→ **Task objective**:
Go over each line of the entries below, count those with "value", and give only the count.

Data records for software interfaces
──────────────────────────────

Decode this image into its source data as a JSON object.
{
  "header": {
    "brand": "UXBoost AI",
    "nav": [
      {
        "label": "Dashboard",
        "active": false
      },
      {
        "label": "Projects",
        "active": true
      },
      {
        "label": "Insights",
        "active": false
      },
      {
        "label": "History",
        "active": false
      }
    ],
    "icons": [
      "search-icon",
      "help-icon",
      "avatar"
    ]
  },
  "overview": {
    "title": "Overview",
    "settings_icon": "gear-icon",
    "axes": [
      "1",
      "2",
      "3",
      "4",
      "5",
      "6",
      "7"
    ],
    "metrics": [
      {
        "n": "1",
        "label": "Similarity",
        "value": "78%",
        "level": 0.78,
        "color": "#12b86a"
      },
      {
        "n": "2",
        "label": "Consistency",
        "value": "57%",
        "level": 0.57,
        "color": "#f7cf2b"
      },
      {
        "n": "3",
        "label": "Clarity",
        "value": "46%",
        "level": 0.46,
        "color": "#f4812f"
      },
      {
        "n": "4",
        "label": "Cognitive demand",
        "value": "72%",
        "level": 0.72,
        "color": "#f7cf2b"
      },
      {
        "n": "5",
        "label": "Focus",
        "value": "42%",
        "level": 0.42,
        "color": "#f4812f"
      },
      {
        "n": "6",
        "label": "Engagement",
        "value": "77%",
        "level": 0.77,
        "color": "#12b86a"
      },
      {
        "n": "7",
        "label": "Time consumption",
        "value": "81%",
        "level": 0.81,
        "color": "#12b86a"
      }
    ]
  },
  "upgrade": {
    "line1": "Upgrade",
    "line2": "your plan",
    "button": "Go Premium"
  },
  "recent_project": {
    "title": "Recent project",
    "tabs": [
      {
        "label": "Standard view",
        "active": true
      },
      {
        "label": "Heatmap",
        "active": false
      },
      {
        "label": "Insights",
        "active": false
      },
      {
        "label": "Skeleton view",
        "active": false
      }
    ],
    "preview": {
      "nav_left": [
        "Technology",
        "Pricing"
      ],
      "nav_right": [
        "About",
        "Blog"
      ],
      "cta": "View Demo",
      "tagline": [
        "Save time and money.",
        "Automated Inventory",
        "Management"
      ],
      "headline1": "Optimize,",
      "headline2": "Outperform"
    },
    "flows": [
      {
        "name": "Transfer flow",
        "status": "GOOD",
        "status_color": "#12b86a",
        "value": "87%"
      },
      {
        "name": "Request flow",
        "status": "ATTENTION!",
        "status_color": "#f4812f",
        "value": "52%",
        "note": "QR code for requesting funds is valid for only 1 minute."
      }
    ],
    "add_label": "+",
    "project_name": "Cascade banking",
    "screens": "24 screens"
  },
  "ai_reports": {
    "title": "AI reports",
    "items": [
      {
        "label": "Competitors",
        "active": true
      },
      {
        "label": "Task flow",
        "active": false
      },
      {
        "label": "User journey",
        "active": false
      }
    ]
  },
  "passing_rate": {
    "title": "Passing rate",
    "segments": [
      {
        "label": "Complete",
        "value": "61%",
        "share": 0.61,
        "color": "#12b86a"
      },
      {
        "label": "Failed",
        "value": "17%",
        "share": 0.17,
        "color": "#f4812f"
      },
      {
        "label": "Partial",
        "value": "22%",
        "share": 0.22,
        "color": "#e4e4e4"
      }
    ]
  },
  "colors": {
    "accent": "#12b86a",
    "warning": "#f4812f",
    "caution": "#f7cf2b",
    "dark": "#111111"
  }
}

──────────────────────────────

→ **Written answer**:
12